Habitats at Colony Farm

Colony Farm Regional Park contains several important habitat types, including old fields, wetlands, and hedgerows.

Old fields

Old field habitat at Colony Farm (Photo: Maddie Edmonds)

Old fields are long-term fallow fields. They replace historic open grassland and estuarine habitats that support grassland-dependent raptors and overwintering Great Blue Herons. These birds hunt small mammals such as Townsend’s Voles as a primary food source.

Colony Farm is one of largest protected areas of this regionally rare habitat type in Metro Vancouver.


Ducks Unlimited Pond (Photo: @relaxabouttax via Instagram)

What is a wetland? 

Wetlands are… wet areas – they are defined by a water table close to the surface. This leads to waterlogged soils that are anaerobic, and support unique vegetation communities.

Why care about wetlands?

Wetlands provide important ecosystem services:

  • They provide clean water, filtering sediment, toxins, and pollutants. 
  • They act like sponges, absorbing and slowly releasing rain water and preventing flooding. 
  • They can become carbon sinks, sequestering organic matter and reducing CO2 in the atmosphere.

Wetlands support a high diversity of wildlife and plants, including many unique and rare species. Species at risk using the wetlands at Colony Farm include Great Blue Herons, Western Painted Turtles, Red-legged Frog, and American Bittern.

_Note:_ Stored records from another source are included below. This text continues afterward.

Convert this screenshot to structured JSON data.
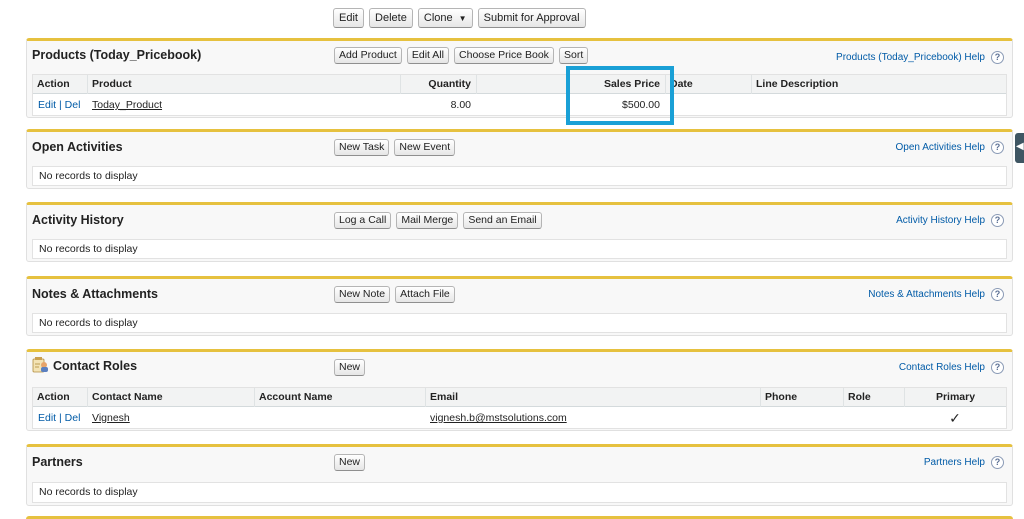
{
  "top_buttons": {
    "edit": "Edit",
    "delete": "Delete",
    "clone": "Clone",
    "clone_caret": "▼",
    "submit": "Submit for Approval"
  },
  "products": {
    "title": "Products (Today_Pricebook)",
    "buttons": {
      "add_product": "Add Product",
      "edit_all": "Edit All",
      "choose_price_book": "Choose Price Book",
      "sort": "Sort"
    },
    "help": "Products (Today_Pricebook) Help",
    "columns": {
      "action": "Action",
      "product": "Product",
      "quantity": "Quantity",
      "sales_price": "Sales Price",
      "date": "Date",
      "line_description": "Line Description"
    },
    "row": {
      "edit": "Edit",
      "sep": "|",
      "del": "Del",
      "product": "Today_Product",
      "quantity": "8.00",
      "sales_price": "$500.00"
    }
  },
  "open_activities": {
    "title": "Open Activities",
    "buttons": {
      "new_task": "New Task",
      "new_event": "New Event"
    },
    "help": "Open Activities Help",
    "empty": "No records to display"
  },
  "activity_history": {
    "title": "Activity History",
    "buttons": {
      "log_call": "Log a Call",
      "mail_merge": "Mail Merge",
      "send_email": "Send an Email"
    },
    "help": "Activity History Help",
    "empty": "No records to display"
  },
  "notes": {
    "title": "Notes & Attachments",
    "buttons": {
      "new_note": "New Note",
      "attach_file": "Attach File"
    },
    "help": "Notes & Attachments Help",
    "empty": "No records to display"
  },
  "contact_roles": {
    "title": "Contact Roles",
    "buttons": {
      "new": "New"
    },
    "help": "Contact Roles Help",
    "columns": {
      "action": "Action",
      "contact_name": "Contact Name",
      "account_name": "Account Name",
      "email": "Email",
      "phone": "Phone",
      "role": "Role",
      "primary": "Primary"
    },
    "row": {
      "edit": "Edit",
      "sep": "|",
      "del": "Del",
      "contact_name": "Vignesh",
      "email": "vignesh.b@mstsolutions.com",
      "primary": "✓"
    }
  },
  "partners": {
    "title": "Partners",
    "buttons": {
      "new": "New"
    },
    "help": "Partners Help",
    "empty": "No records to display"
  },
  "help_icon": "?",
  "sidebar_toggle": "◀",
  "colors": {
    "section_border": "#e6c13f",
    "highlight": "#1aa0d6",
    "link": "#015ba7"
  }
}
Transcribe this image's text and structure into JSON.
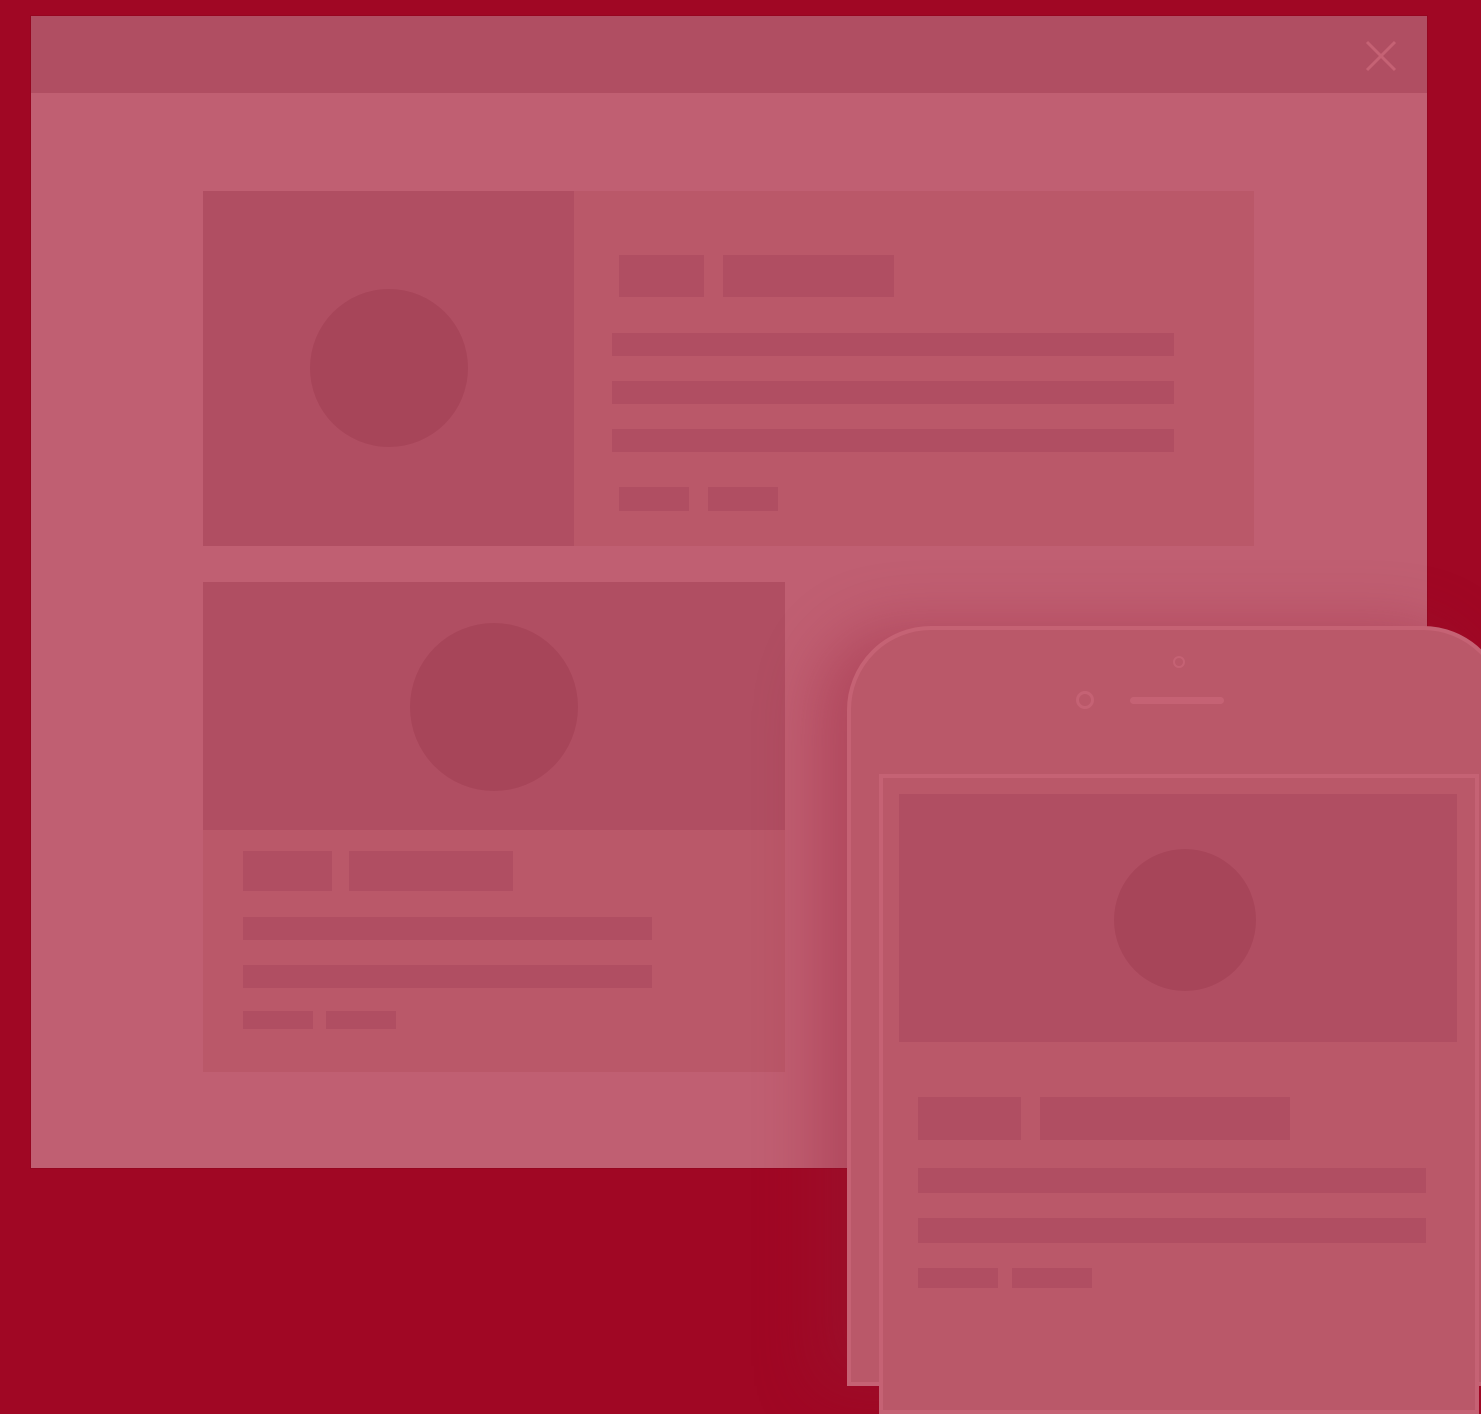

Wetlands are highly productive ecosystems, supporting an abundance of life. They are home to native marsh birds, amphibians, and waterfowl. The insects that complete their larval stages in the wetlands emerge to support populations of aerial insectivores like swallows and bats.

At Colony Farm, sloughs and channels with connections to the Coquitlam river provide off-channel habitat for juvenile salmonids to mature before heading out to the ocean.

All this wetland wildlife can be enjoyed by park users!

Great Blue Heron, Sora, (Photo: John & Sheila Lin), Hooded Mergansers (Lee Harding).

Why build a wetland

Canada is home to 25% of the world’s wetlands. In settled areas over 70% of wetlands have been lost to agriculture and development. Given all their benefits, building wetlands is a great way to enhance habitat value.

Colony Farm has several constructed wetlands – the Ducks Unlimited pond on the east side of the park (pictured above), and 3 wetlands along the Sheep Paddocks Trail.

New wetland along the Sheep Paddocks Trail (July 2020) (Photo: Maddie Edmonds)

Hedgerows and Thickets

Hedgerow habitat (Photo: Maddie Edmonds)

Agricultural hedgerows and riparian thickets provide important cover for wildlife. 

They are especially important to migrating birds, as they stop over and replenish their energy stores, and juvenile birds as they fledge and develop their solo survival skills.

In the park, berry-producing shrubs like Red Elderberry are food for many birds, including flocks of band-tailed pigeons.